The next time, I watched the abbot himself do the service, and some things were different from what his disciple did. So I changed my notes. A week later, I watched the abbot do the service again, and he did a few things differently from the week before. What to do now? Change my notes again? Ask the teacher which time he was “right” and which “wrong”? Not appealing.
Some people view zen forms as a kind of mindfulness exercise, because they force you to pay attention. But the question is, what are you paying attention to? To how you look or sound as you do them? To what other people might be thinking? To the expression on your teacher’s face? To your karmic need to do things “perfectly” so you can justify your existence on this planet?
All these concerns are centered on yourself as a performer, which makes what you’re doing a performance. But spiritual practice shouldn’t be a performance. Neither should life. It could be an offering, whole-hearted and heartfelt. A gift with no room for how you look or what you think people think. A gift that really has nothing to do with you at all, but is a pure action, done for itself, in devotion to something, maybe these things: the truth (dharma), the realization of the truth (buddha), and the intimate and infinite interdependence of all things (sangha).
As zen priest Leonard Cohen sang:
Ring the bells that still can ring,
Forget your perfect offering.
There is a crack in everything;
That’s how the light gets in.
I do zazen along for many years because no shanga, in Montréal, where I want to go. Like Suzuki Roshi said, “If you dont have a master do what you can.” I just want to let you know that your two last posts are very helpfull for me.
Don’t said it, but now, I do zazen on a chair.
Guy Laurendeau , Oka Québec
I’m glad that the posts are helping you in your solitary practice! I too practiced alone for a long time, as did many of the priests in my lineage, including Dogen himself! And books can be very good teachers, as is life. If you want to, sometime you could try reaching out to see if anyone is interested in sitting with you. You don’t need a teacher to have a sangha.
I began slowly, 35 years ago, with “Zen mind, beginner mind”. I was going at Montreal Zen Center for three years but, for many reasons, I decide to practice alone and this choice was the good one. But, sometimes, the lonelyness is more difficult to support and it is very interesting and helpfull, for a lonely old guy, to see the thinking and understanding of other people who are walking on their path.
At the beginning, without the web, it was quite difficult to find french and english books on zen at Montreal. One day, I see Okumura Roshi on a post of SFZC and I go look to Amazon. It was amazing to see the number of traductions he did and that are available on Amazon. I began with Opening the Hand of Thought (I know Uchiyama Roshi at this time) and I realize, like you said, that it is possible to have support by many masters, on your path, when you read Okumura Roshi traductions and is books Realizing Genjo Koan.
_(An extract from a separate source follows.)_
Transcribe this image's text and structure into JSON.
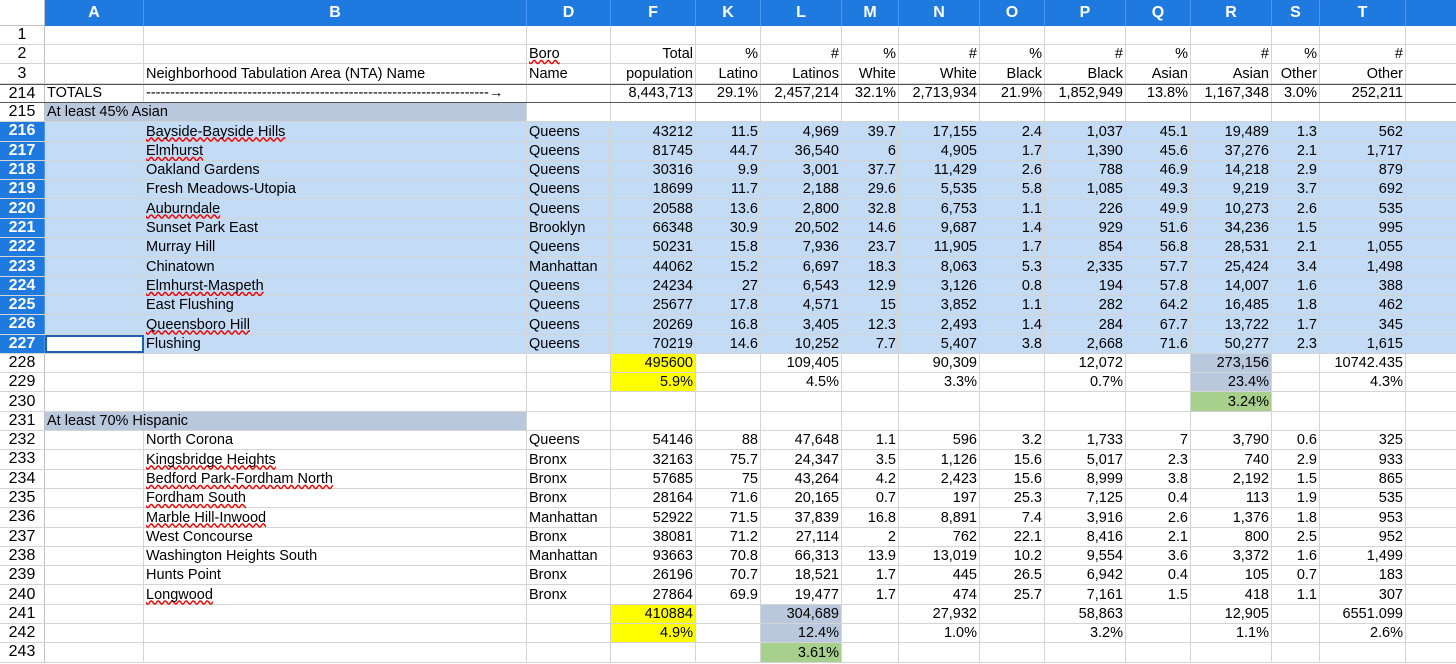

Have a nice day
interesting that you should take my favorite phrase from LC! ……it’s been my mantra for understanding the beauty of things, moments, other beings, just as they are rather than how they ‘should’ be.
good to have your wisdom at hand! take care,
Very interesting for understanding other beings and to accept the cracks on my wall just as they are rather then how they SHOULD be.
Have a nice day
Bravo! Practice is from the heart, not from an outdated book of rules. It should also be open to the physical abilities of each practitioner. The bottom line is do you want a robot directing your practice or do you want the sincerity of each practitioner regardless of gender, age or physical dexterity.
Thank you, Joshu! I really hope there are not too many robots out there directing people’s practice. That would be weird. Your point about physical abilities is well taken. Our teacher once thought that sitting in a chair wasn’t zazen. Until he had to sit in a chair. Dogen said practice is “standing, walking, sitting, lying down.” All the time. Any position.